AFTER a journey of almost 63 years, the end of the road is finally in sight for one of the motoring world’s all-time classic vehicles, the Volkswagen Camper.
The old VW, beloved of hippies, surfers and travelling types from Cornwall to California, is finally to cease production at the end of next year.
Formally known as the Kombi or VW T2, it is nowadays produced only in Brazil – but new safety legislation coming into force there on 1st January 2014 will spell the end.
To comply with the rules, the Kombi would have to incorporate ABS and two airbags – and the manufacturers say converting it would not be a viable proposition.
The vehicle was launched as a nine-seater back in 1950 and 251 examples are still churned out every day at the Volkswagen factory at Anchieta in Sao Paolo.
It entered production as a panel van before assuming its better-known identity as the Camper. Over the years it has become a truly iconic vehicle.
It was closely associated with the ‘flower power’ generation of the 1960s and its performance fitted well with the laid-back image of those days – its 24hp 1.1-litre air-cooled rear engine hardly jerked you back in the seat.
A 1.5-litre engine arrived in 1963 but it still only produced a modest 54hp. Progress was never more than leisurely, especially when it was loaded up with children, hangers-on and sundry items of baggage.
The Kombi has appeared in numerous guises over the years, including vans, ambulances and pick-ups, and there have been countless Camper derivatives. Today they are frequently to be seen congregating at summer music festivals (apparently), often lovingly restored.
The classic T2 ceased production in Europe in 1979 when it was replaced with the squared-off T3, a less distinctive rear-engined job but one that has also generated its own dedicated following.
Now Volkswagen’s Brazil development boss Egon Feichter says it would be far too costly to re-engineer the Kombi to comply with the forthcoming regulations, although it does conform to South American emission regulations.

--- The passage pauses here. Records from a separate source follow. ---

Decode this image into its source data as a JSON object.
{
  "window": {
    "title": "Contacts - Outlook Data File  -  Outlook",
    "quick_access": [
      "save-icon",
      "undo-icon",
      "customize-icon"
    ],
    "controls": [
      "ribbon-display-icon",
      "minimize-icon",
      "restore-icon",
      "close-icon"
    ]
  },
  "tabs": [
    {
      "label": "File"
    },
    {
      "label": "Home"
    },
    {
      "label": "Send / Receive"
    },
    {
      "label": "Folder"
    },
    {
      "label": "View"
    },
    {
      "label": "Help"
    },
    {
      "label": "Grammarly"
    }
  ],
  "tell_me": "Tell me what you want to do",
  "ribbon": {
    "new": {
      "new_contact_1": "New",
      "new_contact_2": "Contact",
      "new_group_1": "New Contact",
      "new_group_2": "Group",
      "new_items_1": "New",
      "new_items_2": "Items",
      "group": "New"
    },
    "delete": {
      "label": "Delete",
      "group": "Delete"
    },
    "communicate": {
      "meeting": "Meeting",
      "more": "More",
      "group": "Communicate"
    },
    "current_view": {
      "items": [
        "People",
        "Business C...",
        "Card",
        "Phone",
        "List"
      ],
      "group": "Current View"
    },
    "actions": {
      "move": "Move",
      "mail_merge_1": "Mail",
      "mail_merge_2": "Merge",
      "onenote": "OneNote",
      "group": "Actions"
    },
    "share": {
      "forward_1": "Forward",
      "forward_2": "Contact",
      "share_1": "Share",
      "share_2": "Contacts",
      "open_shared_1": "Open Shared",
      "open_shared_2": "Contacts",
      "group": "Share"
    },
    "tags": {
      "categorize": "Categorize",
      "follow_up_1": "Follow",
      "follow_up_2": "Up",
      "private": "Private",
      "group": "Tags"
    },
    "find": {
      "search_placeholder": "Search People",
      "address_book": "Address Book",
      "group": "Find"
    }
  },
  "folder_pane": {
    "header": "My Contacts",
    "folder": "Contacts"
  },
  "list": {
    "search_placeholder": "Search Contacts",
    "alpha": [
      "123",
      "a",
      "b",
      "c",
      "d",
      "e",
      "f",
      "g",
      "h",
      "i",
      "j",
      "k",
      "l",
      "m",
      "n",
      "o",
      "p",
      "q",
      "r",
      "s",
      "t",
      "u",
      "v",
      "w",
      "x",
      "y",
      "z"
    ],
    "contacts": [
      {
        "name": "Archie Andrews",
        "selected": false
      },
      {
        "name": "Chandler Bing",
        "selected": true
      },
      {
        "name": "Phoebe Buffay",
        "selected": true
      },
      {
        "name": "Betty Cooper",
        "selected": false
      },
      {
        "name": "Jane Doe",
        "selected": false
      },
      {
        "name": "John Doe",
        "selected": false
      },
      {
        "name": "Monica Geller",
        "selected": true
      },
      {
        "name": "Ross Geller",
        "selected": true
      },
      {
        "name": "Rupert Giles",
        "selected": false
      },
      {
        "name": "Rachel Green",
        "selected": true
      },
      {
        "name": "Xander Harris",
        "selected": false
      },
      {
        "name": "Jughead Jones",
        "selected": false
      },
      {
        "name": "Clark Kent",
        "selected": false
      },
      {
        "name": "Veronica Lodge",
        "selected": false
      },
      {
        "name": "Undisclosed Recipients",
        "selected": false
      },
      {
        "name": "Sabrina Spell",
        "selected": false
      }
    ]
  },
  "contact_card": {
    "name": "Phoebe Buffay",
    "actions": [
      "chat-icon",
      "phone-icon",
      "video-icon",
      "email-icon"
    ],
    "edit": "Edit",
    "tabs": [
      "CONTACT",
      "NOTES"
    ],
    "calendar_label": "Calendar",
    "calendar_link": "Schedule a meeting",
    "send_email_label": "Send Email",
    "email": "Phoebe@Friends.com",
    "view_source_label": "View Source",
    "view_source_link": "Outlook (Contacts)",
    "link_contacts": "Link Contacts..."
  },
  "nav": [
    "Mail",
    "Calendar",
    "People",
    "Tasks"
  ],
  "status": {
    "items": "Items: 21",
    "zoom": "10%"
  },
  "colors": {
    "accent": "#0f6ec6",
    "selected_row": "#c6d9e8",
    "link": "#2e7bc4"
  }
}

It is built in two versions – a nine- or 12-seater bus or panel van – and there’s a factory option of a rear window demister. There’s also a UK cottage industry still importing and converting the Brazilian-built T2s.
A lot of people will be sad to see the end of the VW Camper but so many have been cherished and restored by enthusiasts the world over that you can be sure that in another 63 years, there’ll still be decorated Campers to be seen, wheezing up hills on their slow journeys to Newquay or San Francisco.